October/November 2011 EHJ (Issue 127) - With the click of a mouse, I became a bighorn sheep guide. This took place when I checked the drawing results and realized my 11-year-old son, Connor, was the lucky recipient of a coveted ram tag. When I called him to tell him the news, I could hardly get the words out - I was a bit choked up. Connor joined me in a slight stage of shock when he finally comprehended what I was trying to tell him. I had applied for the same tag, and I can honestly say I was happier that he drew it than if I had. I try my best to raise my kids so that they have a desire and appreciation for what hunting and the outdoors has to offer. This experience was about to test my efforts.
You must be 12 to hunt big game in Montana, but they do allow 11-year-olds to apply in the special drawings as long as they will turn 12 during the season for the species applied for and they complete hunter safety. You may not hunt until you actually turn 12. The Bighorn season started on September 15, but we would not be joining in the hunt until his birthday on September 27.
Connor and I both became sheep zombies, thinking about nothing else. We spent the next few months researching sheep and burning boot leather in the unit, trying to find them. We bought and borrowed books and videos, researched the internet, met with the biologist, tracked down prior ram hunters, and found out who else had the same tag for this year’s hunt. There were three ram tags issued in our district.
By mid July, we had made several scouting trips. The heat of summer was hindering our efforts by hiding the sheep and also overheating us. These first few outings only produced sightings of a few small bands of ewes and lambs. Connor was as happy as could be and won’t know until he reads this that I was in slight panic mode.

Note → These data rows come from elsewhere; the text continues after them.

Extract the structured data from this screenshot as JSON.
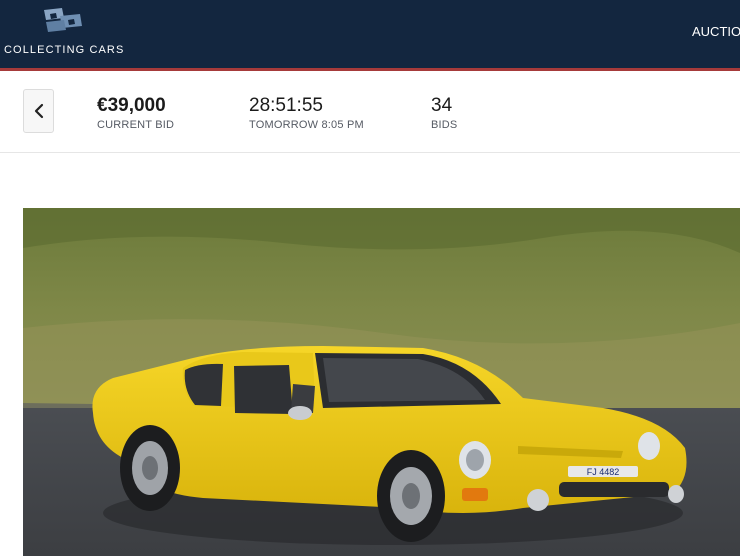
{
  "header": {
    "brand": "COLLECTING CARS",
    "nav_link": "AUCTIO",
    "colors": {
      "background": "#13263f",
      "accent_line": "#a63a3a"
    }
  },
  "bid_bar": {
    "back_icon": "chevron-left-icon",
    "current_bid": {
      "value": "€39,000",
      "label": "CURRENT BID"
    },
    "time_left": {
      "value": "28:51:55",
      "label": "TOMORROW 8:05 PM"
    },
    "bids": {
      "value": "34",
      "label": "BIDS"
    }
  },
  "photo": {
    "plate": "FJ 4482",
    "car_color": "#f2cf16"
  }
}
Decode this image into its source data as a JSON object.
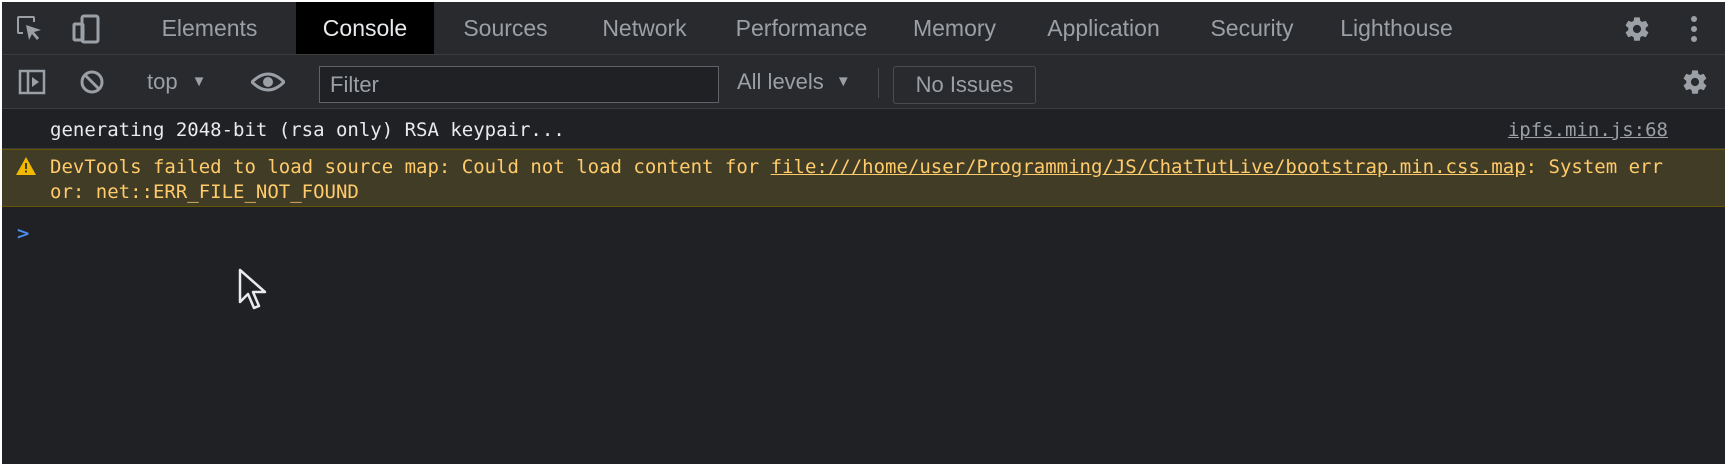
{
  "tabs": [
    {
      "label": "Elements",
      "active": false
    },
    {
      "label": "Console",
      "active": true
    },
    {
      "label": "Sources",
      "active": false
    },
    {
      "label": "Network",
      "active": false
    },
    {
      "label": "Performance",
      "active": false
    },
    {
      "label": "Memory",
      "active": false
    },
    {
      "label": "Application",
      "active": false
    },
    {
      "label": "Security",
      "active": false
    },
    {
      "label": "Lighthouse",
      "active": false
    }
  ],
  "tabbar_icons": [
    "inspect-element-icon",
    "device-toolbar-icon",
    "settings-gear-icon",
    "more-options-icon"
  ],
  "toolbar": {
    "context": "top",
    "filter_placeholder": "Filter",
    "levels": "All levels",
    "issues": "No Issues"
  },
  "console": {
    "messages": [
      {
        "level": "info",
        "text": "generating 2048-bit (rsa only) RSA keypair...",
        "source": "ipfs.min.js:68"
      },
      {
        "level": "warning",
        "prefix": "DevTools failed to load source map: Could not load content for ",
        "link": "file:///home/user/Programming/JS/ChatTutLive/bootstrap.min.css.map",
        "suffix": ": System error: net::ERR_FILE_NOT_FOUND"
      }
    ],
    "prompt_symbol": ">"
  },
  "colors": {
    "background": "#202124",
    "toolbar": "#292a2d",
    "active_tab": "#000000",
    "warning_bg": "#413c26",
    "warning_text": "#ffcb6b",
    "prompt": "#4e8cf1"
  }
}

During the rest of summer and into September, we completed several long hikes and one long horseback trip scouting to find rams. We also looked through our binoculars and spotting scopes until we were mentally and physically fatigued. During all this time, we only found ewes and an occasional first-year ram. Connor remained his regular upbeat self and so did I…on the outside. Regardless, we always enjoyed the time together.
For a full account of Connor's adventure, go to page 46 in the October/November 2011 issue of Eastmans' Hunting Journal.